    1. I really enjoyed your comments! Your comments about a lingering fear of some form of celetial retribution for your leaving the church resonated at some level for me too. However, I was mostly just happy to get our roof replaced! As faithful tithe-payers+ there was never enough money to get the roof fixed!
      Best wishes to your & your family. After the “difficult & lonely journey” things get better. Bill & I actually feel so happy now! Sunday has become one of our favorite days & is truly a day of rest (we usually attend Lakewood Church on Sat. night as our “date”).

      1. Thanks. I’m glad you’ve found comfort and peace in the Lakewood Church. We have started attending a local Universalist Unitarian congregation and it has brought SO much peace and healing. A lot of the anger has started to subside. All my best to you and your family.

  27. Just wanted to thank you for sharing. I grew up in the church and was active until 3 years ago when my husband committed suicide , leaving me with 5 children at home. I have always had questions, I am 43, but was afraid to search other religions and whatnot because of the way I was raised. I felt that I would go to hell if I left the church because what if it was the only true church and I just denied it after being in the temple and making those vows. Well, I don’t deny the church, I definitely believe the Book of Mormon to come from somewhere other than Joseph Smiths mind, but there is also the Koran, and hopefully more books of history to come out in the future from other people… Weren’t all commanded to keep a history?? So I search… I am thankful for the church and the scripture study that allows me to have intelligent conversation with people. I have even inspired some people to go back to church that have been inactive even though I do not want to go… go figure…

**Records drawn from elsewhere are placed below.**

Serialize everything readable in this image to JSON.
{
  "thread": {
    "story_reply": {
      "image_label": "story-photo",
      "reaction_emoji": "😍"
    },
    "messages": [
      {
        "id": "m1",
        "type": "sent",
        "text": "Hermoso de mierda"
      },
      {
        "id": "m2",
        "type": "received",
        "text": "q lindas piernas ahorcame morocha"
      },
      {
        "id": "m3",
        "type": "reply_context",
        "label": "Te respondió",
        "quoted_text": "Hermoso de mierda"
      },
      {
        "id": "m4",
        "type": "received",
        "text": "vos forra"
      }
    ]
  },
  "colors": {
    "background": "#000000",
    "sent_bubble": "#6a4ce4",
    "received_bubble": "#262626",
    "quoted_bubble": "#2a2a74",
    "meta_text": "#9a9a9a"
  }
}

  28. It always gets our attention when someone who had an “important” calling, i.e., missionary, stake president, YW president, executive secretary, etc., goes inactive. “If someone at their level went inactive they must really know something”! But there are more than a few examples of the same throughout the scriptures. The parables certainly point to the possibility, and as I understand it, teach the importance of having faith, being in Gospel soil, getting adequate nourishment, etc.

    Fact is, there are missionaries who serve for 2 years, work hard, look the part, and give a great talk when they get home. But it’s all an act if they never really experienced the burning in the bosom we call a testimony. I would guess there are a few older members in the same boat. Socially & culturally, they’re “active”. But their foundation is made of sand if the spiritual component is insufficient. A genuine testimony is precious and powerful and reminds us “what we know”. If one’s activity is more a social/cultural habit, it may not be enough to keep you going, especially when you begin to focus on your doubts.

    1. What a perfect example of self-righteous nonsense. There are 1.5 BILLION Muslims on earth of which millions testify citing that the spirit bore witness to them the truthfulness of their religion. What makes their experience less valid than yours Paul? You both can’t be right.

  29. Thank you for sharing your experiences. From its inception I’ve valued Mormon Stories for the power of sharing experiences centered around the faith that I’ve grown up in. The world of Mormonism is simply richer and more nuanced than that interpreted by Bill’s dad or Bruce R. McConkie. In a universe blessed by free agency we all get to choose. In a universe where love is the highest power we are all blessed when we choose love.

    As an active, believing member of the Church and long-time listener to Mormon Stories I strongly identify with Lee Prince. Thank you, Lee, for your thoughts. They remind me of Eugene England and like his, inspire me to be kinder and more devoted to what I believe.

  30. This interview reminded me of how important your interview with the master Mason who is a member of the Church has been to me, John. Since then I haven’t lost a wink of sleep over the ties between Masonry and the Church. God bless the Masons. May we better embrace the principles of love and goodness from Masonry that have impacted our faith.

  31. Bill Prince is a perfect example of how Joseph Smith “done” wrong. You just can’t keep a good man down!

Scroll to Top